A TEENAGER whose lung collapsed while jogging will run 10 miles for the charity that helped his late sister.

When Jago Hartland crosses the finish line of this year’s Morrisons Great South Run, the first thing on his mind will be his family’s battle with cystic fibrosis.

Jago, 17, is one of four siblings born with the disease. His older sister Poppy and brother Tadd are very ill and need regular medical attention and the condition claimed the life of another sister Millie who died aged eight before Jago was born.

During her short life, Millie was supported by the charity Starlight Foundation which makes the dreams of children with life-limiting conditions come true.

Jago, from Cirencester, will be among the 25,000 runners to take on the event on Sunday, October 25, which is marking its 25th year in Portsmouth.

“We have been told we have a mutant gene.
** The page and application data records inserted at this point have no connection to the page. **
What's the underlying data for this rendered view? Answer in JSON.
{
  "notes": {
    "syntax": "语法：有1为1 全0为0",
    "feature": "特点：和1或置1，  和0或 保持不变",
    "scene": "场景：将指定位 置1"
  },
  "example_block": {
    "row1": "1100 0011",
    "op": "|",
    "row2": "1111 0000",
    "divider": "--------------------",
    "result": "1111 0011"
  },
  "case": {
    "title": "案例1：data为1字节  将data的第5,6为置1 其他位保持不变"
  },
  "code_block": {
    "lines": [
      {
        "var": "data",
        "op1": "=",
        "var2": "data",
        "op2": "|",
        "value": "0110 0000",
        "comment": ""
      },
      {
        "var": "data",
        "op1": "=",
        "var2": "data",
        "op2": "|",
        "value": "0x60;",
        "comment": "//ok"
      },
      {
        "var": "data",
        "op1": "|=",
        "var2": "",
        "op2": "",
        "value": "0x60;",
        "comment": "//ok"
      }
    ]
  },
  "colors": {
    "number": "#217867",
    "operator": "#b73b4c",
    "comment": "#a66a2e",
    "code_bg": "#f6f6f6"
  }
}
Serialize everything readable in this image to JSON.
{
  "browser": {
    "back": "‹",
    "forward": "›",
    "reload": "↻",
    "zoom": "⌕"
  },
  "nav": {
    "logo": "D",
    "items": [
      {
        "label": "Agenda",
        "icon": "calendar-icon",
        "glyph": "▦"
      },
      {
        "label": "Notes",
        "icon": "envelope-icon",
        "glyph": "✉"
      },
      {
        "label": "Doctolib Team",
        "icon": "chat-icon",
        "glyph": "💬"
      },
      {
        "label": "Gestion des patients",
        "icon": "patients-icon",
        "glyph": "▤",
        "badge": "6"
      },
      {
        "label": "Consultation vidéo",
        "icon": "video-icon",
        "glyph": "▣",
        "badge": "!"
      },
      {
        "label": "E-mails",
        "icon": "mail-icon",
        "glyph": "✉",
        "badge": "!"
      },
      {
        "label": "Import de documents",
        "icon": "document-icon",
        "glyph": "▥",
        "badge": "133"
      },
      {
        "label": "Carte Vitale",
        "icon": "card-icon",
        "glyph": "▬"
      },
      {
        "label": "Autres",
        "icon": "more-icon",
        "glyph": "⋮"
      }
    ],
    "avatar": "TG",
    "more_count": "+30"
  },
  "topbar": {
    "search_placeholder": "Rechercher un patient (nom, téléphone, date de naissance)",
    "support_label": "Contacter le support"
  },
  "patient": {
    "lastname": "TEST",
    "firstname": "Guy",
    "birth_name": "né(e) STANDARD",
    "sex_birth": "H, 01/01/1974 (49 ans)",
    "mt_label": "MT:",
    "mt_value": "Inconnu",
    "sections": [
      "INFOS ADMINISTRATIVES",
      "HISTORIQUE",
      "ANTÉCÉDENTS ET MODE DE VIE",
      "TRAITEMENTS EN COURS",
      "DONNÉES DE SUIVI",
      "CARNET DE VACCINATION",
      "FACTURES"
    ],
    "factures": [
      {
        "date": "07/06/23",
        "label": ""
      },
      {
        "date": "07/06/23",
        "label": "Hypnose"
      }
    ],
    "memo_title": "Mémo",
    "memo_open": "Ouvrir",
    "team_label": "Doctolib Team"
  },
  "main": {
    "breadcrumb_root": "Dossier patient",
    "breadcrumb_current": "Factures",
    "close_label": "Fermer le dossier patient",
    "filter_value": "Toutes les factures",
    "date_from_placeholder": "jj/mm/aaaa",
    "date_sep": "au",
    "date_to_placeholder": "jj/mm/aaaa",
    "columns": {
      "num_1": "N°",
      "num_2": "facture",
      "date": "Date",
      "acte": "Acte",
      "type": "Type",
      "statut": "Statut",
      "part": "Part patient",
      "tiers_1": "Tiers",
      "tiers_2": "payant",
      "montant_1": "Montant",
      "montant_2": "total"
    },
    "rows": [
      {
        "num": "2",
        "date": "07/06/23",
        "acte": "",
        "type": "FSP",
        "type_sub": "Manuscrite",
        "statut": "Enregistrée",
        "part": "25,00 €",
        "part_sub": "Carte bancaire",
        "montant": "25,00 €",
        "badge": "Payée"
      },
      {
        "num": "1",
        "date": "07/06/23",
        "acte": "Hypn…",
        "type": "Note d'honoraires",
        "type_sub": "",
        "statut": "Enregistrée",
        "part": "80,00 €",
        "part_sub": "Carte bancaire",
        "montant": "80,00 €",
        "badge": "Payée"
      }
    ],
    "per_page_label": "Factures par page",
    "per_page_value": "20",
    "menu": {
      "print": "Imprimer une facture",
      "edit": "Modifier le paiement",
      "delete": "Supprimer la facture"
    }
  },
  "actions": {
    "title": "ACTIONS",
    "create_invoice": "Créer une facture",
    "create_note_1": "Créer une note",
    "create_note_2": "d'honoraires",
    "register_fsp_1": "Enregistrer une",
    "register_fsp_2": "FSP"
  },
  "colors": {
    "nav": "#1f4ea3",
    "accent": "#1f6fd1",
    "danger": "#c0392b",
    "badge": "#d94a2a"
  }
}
We have been very unlucky," said Jago.

“If you have two parents with the same cystic fibrosis gene the chances are that one in four of your children will have it - we are just very unlucky.

“I have only just told my manager at work that I have cystic fibrosis. He was shocked because I do keep in good physical condition so I'm able to do these things.

“But I have physio for an hour every day and I carry an inhaler all the time. I spend 10 minutes using my inhaler to break down the mucous in my chest.

“I also do a lot of stretching. With cystic fibrosis it affects everyone differently, with me it’s my lungs more than anything.

When Jago was born he spent four months in hospital with a collapsed lung, a problem that he has had to deal with twice since.

“The second time was when I was 14, I was doing a running challenge and I pushed myself too hard. I got really wheezy and felt a sharp pain in my chest which at first felt like an asthma attack.

“My brother and sister are in a worse condition than me at the moment. My brother is on a number of antibiotics and has pancreatic problems which I don’t suffer as much from.”

Jago is completing his Duke of Edinburgh award and later this year will visit Vietnam and Cambodia as part of a world challenge programme.

“I'm going for runs five times a week and now that I've finished my exams I’m going to start running further distances.

“I have to keep on top of it. If I leave my training for just one week it’s the equivalent of a person without cystic fibrosis not training for a month.”